This is a puzzle card game in which players are trying to build a heroic lineage while matching ancestors together who have specific genetic traits (represented by colors). The colors built up in the lineage give the player special powers each turn. I played this one at GenCon last year and found it to be an entertaining filler. Also, if the rules haven't changed since then, it is possible to have same-sex couples as ancestors.
This sequel to Shipwrights of the North Sea is a worker placement game in which each player only ever has one worker. Each turn consists of placing a worker on the board to carry out an action, then removing a different worker from the board to resolve another action. What I like about this game (on top of the quirky art) is that the players attack neutral settlements on the board rather than each other, so it is less aggressive than its predecessor.
This tableau-building dice game is inspired by Machi Koro but has added elements such as hidden goals for each player and different currencies that can be used to purchase different types of cards. It also has the same artist as Raiders of the North Sea above. All the reviews I've seen so far are very positive. I've considered backing it, I just don't know that I can justify the cost when I already own the original Machi Koro (plus expansions). Also...Myth: Journeyman just ate my gaming budget for the month.

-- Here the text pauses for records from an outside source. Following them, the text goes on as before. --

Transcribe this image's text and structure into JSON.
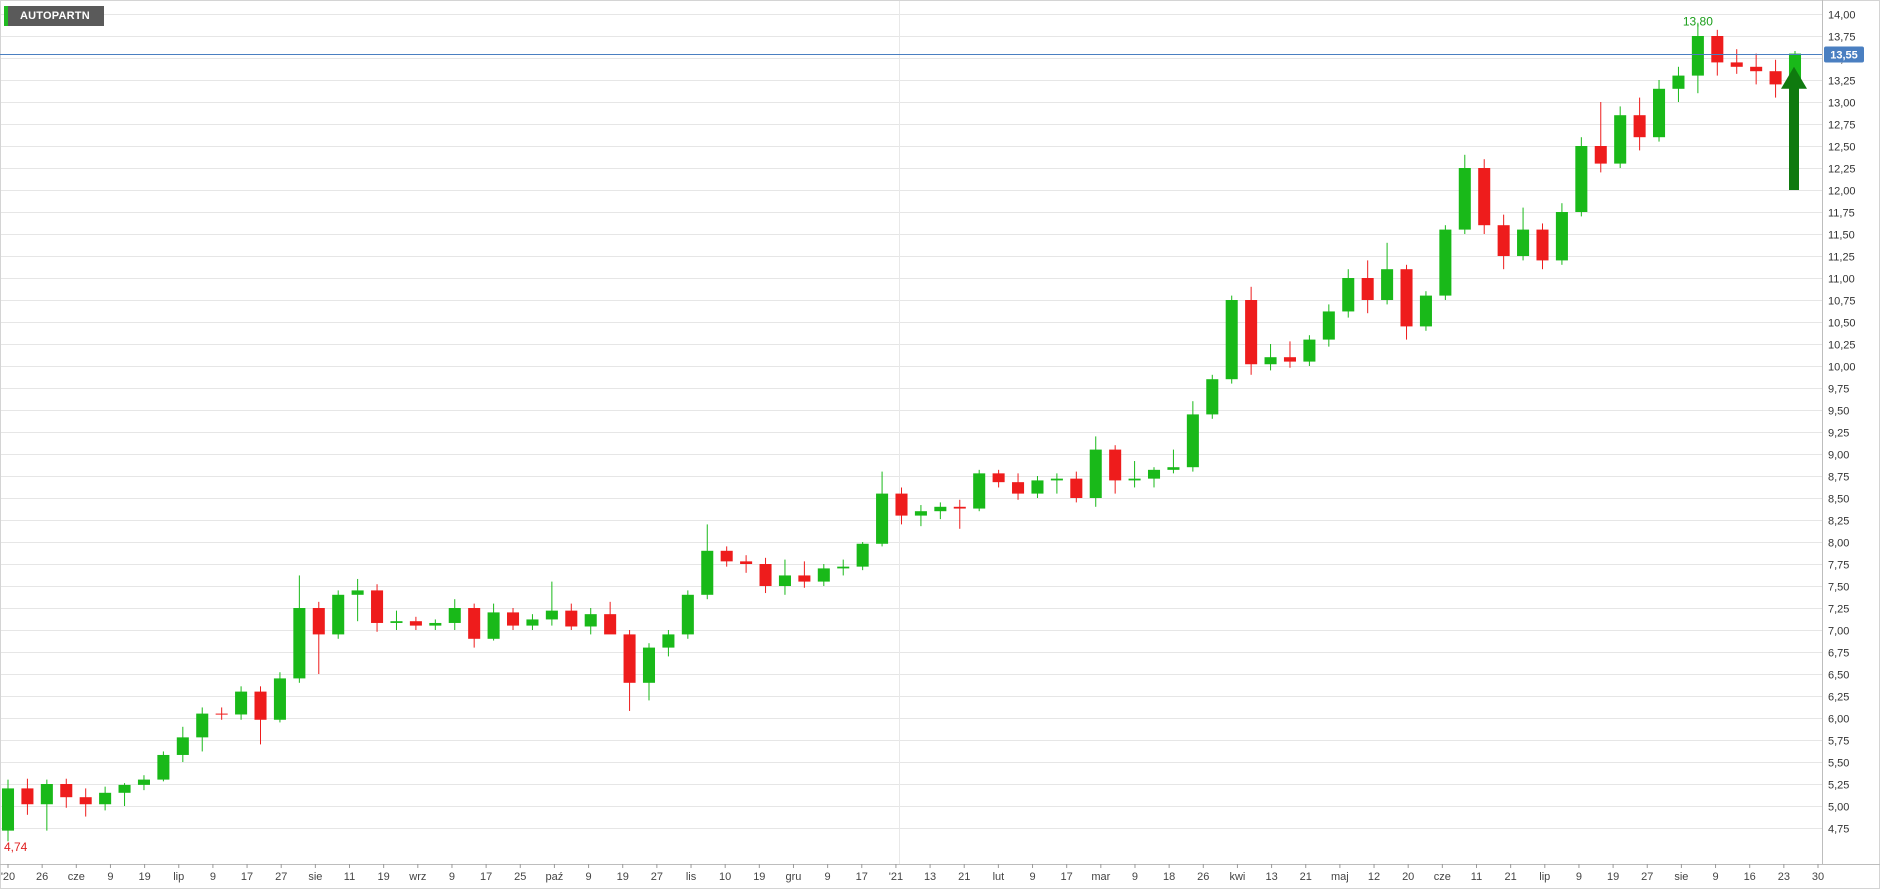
{
  "ticker": "AUTOPARTN",
  "colors": {
    "up": "#19b919",
    "down": "#ee1c1c",
    "grid": "#e6e6e6",
    "current_line": "#4a7fc1",
    "current_badge": "#4a7fc1",
    "arrow": "#0f7a0f",
    "high_label": "#1a9e1a",
    "low_label": "#e02020"
  },
  "chart_data": {
    "type": "candlestick",
    "title": "",
    "xlabel": "",
    "ylabel": "",
    "ylim": [
      4.5,
      14.2
    ],
    "y_ticks": [
      "4,75",
      "5,00",
      "5,25",
      "5,50",
      "5,75",
      "6,00",
      "6,25",
      "6,50",
      "6,75",
      "7,00",
      "7,25",
      "7,50",
      "7,75",
      "8,00",
      "8,25",
      "8,50",
      "8,75",
      "9,00",
      "9,25",
      "9,50",
      "9,75",
      "10,00",
      "10,25",
      "10,50",
      "10,75",
      "11,00",
      "11,25",
      "11,50",
      "11,75",
      "12,00",
      "12,25",
      "12,50",
      "12,75",
      "13,00",
      "13,25",
      "13,50",
      "13,75",
      "14,00"
    ],
    "x_tick_labels": [
      "'20",
      "26",
      "cze",
      "9",
      "19",
      "lip",
      "9",
      "17",
      "27",
      "sie",
      "11",
      "19",
      "wrz",
      "9",
      "17",
      "25",
      "paź",
      "9",
      "19",
      "27",
      "lis",
      "10",
      "19",
      "gru",
      "9",
      "17",
      "'21",
      "13",
      "21",
      "lut",
      "9",
      "17",
      "mar",
      "9",
      "18",
      "26",
      "kwi",
      "13",
      "21",
      "maj",
      "12",
      "20",
      "cze",
      "11",
      "21",
      "lip",
      "9",
      "19",
      "27",
      "sie",
      "9",
      "16",
      "23",
      "30"
    ],
    "current_price": "13,55",
    "current_value": 13.55,
    "high_label": "13,80",
    "high_value": 13.8,
    "low_label": "4,74",
    "low_value": 4.74,
    "grid": true,
    "series": [
      {
        "values": [
          [
            4.72,
            5.3,
            4.6,
            5.2
          ],
          [
            5.2,
            5.31,
            4.9,
            5.02
          ],
          [
            5.02,
            5.3,
            4.72,
            5.25
          ],
          [
            5.25,
            5.31,
            4.98,
            5.1
          ],
          [
            5.1,
            5.2,
            4.88,
            5.02
          ],
          [
            5.02,
            5.22,
            4.95,
            5.15
          ],
          [
            5.15,
            5.26,
            5.0,
            5.24
          ],
          [
            5.24,
            5.35,
            5.18,
            5.3
          ],
          [
            5.3,
            5.62,
            5.28,
            5.58
          ],
          [
            5.58,
            5.9,
            5.5,
            5.78
          ],
          [
            5.78,
            6.12,
            5.62,
            6.05
          ],
          [
            6.05,
            6.12,
            5.98,
            6.04
          ],
          [
            6.04,
            6.36,
            5.98,
            6.3
          ],
          [
            6.3,
            6.36,
            5.7,
            5.98
          ],
          [
            5.98,
            6.52,
            5.95,
            6.45
          ],
          [
            6.45,
            7.62,
            6.4,
            7.25
          ],
          [
            7.25,
            7.32,
            6.5,
            6.95
          ],
          [
            6.95,
            7.45,
            6.9,
            7.4
          ],
          [
            7.4,
            7.58,
            7.1,
            7.45
          ],
          [
            7.45,
            7.52,
            6.98,
            7.08
          ],
          [
            7.08,
            7.22,
            7.0,
            7.1
          ],
          [
            7.1,
            7.15,
            7.0,
            7.05
          ],
          [
            7.05,
            7.12,
            7.0,
            7.08
          ],
          [
            7.08,
            7.35,
            7.0,
            7.25
          ],
          [
            7.25,
            7.3,
            6.8,
            6.9
          ],
          [
            6.9,
            7.3,
            6.88,
            7.2
          ],
          [
            7.2,
            7.25,
            7.0,
            7.05
          ],
          [
            7.05,
            7.18,
            7.0,
            7.12
          ],
          [
            7.12,
            7.55,
            7.05,
            7.22
          ],
          [
            7.22,
            7.3,
            7.0,
            7.04
          ],
          [
            7.04,
            7.25,
            6.95,
            7.18
          ],
          [
            7.18,
            7.32,
            6.98,
            6.95
          ],
          [
            6.95,
            7.0,
            6.08,
            6.4
          ],
          [
            6.4,
            6.85,
            6.2,
            6.8
          ],
          [
            6.8,
            7.0,
            6.7,
            6.95
          ],
          [
            6.95,
            7.45,
            6.9,
            7.4
          ],
          [
            7.4,
            8.2,
            7.35,
            7.9
          ],
          [
            7.9,
            7.95,
            7.72,
            7.78
          ],
          [
            7.78,
            7.85,
            7.65,
            7.75
          ],
          [
            7.75,
            7.82,
            7.42,
            7.5
          ],
          [
            7.5,
            7.8,
            7.4,
            7.62
          ],
          [
            7.62,
            7.78,
            7.48,
            7.55
          ],
          [
            7.55,
            7.75,
            7.5,
            7.7
          ],
          [
            7.7,
            7.8,
            7.62,
            7.72
          ],
          [
            7.72,
            8.0,
            7.68,
            7.98
          ],
          [
            7.98,
            8.8,
            7.95,
            8.55
          ],
          [
            8.55,
            8.62,
            8.2,
            8.3
          ],
          [
            8.3,
            8.42,
            8.18,
            8.35
          ],
          [
            8.35,
            8.45,
            8.26,
            8.4
          ],
          [
            8.4,
            8.48,
            8.15,
            8.38
          ],
          [
            8.38,
            8.82,
            8.35,
            8.78
          ],
          [
            8.78,
            8.82,
            8.62,
            8.68
          ],
          [
            8.68,
            8.78,
            8.48,
            8.55
          ],
          [
            8.55,
            8.75,
            8.5,
            8.7
          ],
          [
            8.7,
            8.78,
            8.55,
            8.72
          ],
          [
            8.72,
            8.8,
            8.45,
            8.5
          ],
          [
            8.5,
            9.2,
            8.4,
            9.05
          ],
          [
            9.05,
            9.1,
            8.55,
            8.7
          ],
          [
            8.7,
            8.92,
            8.62,
            8.72
          ],
          [
            8.72,
            8.85,
            8.62,
            8.82
          ],
          [
            8.82,
            9.05,
            8.78,
            8.85
          ],
          [
            8.85,
            9.6,
            8.8,
            9.45
          ],
          [
            9.45,
            9.9,
            9.4,
            9.85
          ],
          [
            9.85,
            10.8,
            9.8,
            10.75
          ],
          [
            10.75,
            10.9,
            9.9,
            10.02
          ],
          [
            10.02,
            10.25,
            9.95,
            10.1
          ],
          [
            10.1,
            10.28,
            9.98,
            10.05
          ],
          [
            10.05,
            10.35,
            10.0,
            10.3
          ],
          [
            10.3,
            10.7,
            10.22,
            10.62
          ],
          [
            10.62,
            11.1,
            10.55,
            11.0
          ],
          [
            11.0,
            11.2,
            10.6,
            10.75
          ],
          [
            10.75,
            11.4,
            10.7,
            11.1
          ],
          [
            11.1,
            11.15,
            10.3,
            10.45
          ],
          [
            10.45,
            10.85,
            10.4,
            10.8
          ],
          [
            10.8,
            11.6,
            10.75,
            11.55
          ],
          [
            11.55,
            12.4,
            11.5,
            12.25
          ],
          [
            12.25,
            12.35,
            11.5,
            11.6
          ],
          [
            11.6,
            11.72,
            11.1,
            11.25
          ],
          [
            11.25,
            11.8,
            11.2,
            11.55
          ],
          [
            11.55,
            11.62,
            11.1,
            11.2
          ],
          [
            11.2,
            11.85,
            11.15,
            11.75
          ],
          [
            11.75,
            12.6,
            11.7,
            12.5
          ],
          [
            12.5,
            13.0,
            12.2,
            12.3
          ],
          [
            12.3,
            12.95,
            12.25,
            12.85
          ],
          [
            12.85,
            13.05,
            12.45,
            12.6
          ],
          [
            12.6,
            13.25,
            12.55,
            13.15
          ],
          [
            13.15,
            13.4,
            13.0,
            13.3
          ],
          [
            13.3,
            13.9,
            13.1,
            13.75
          ],
          [
            13.75,
            13.82,
            13.3,
            13.45
          ],
          [
            13.45,
            13.6,
            13.32,
            13.4
          ],
          [
            13.4,
            13.55,
            13.2,
            13.35
          ],
          [
            13.35,
            13.48,
            13.05,
            13.2
          ],
          [
            13.2,
            13.58,
            13.1,
            13.55
          ]
        ]
      }
    ]
  }
}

Game reviewer Richard Ham is raising funds for his next year of videos. (I didn't get a prototype tester spot this year; they were already full when I saw the page, which was about 30 minutes after it went live. They must have gone fast.)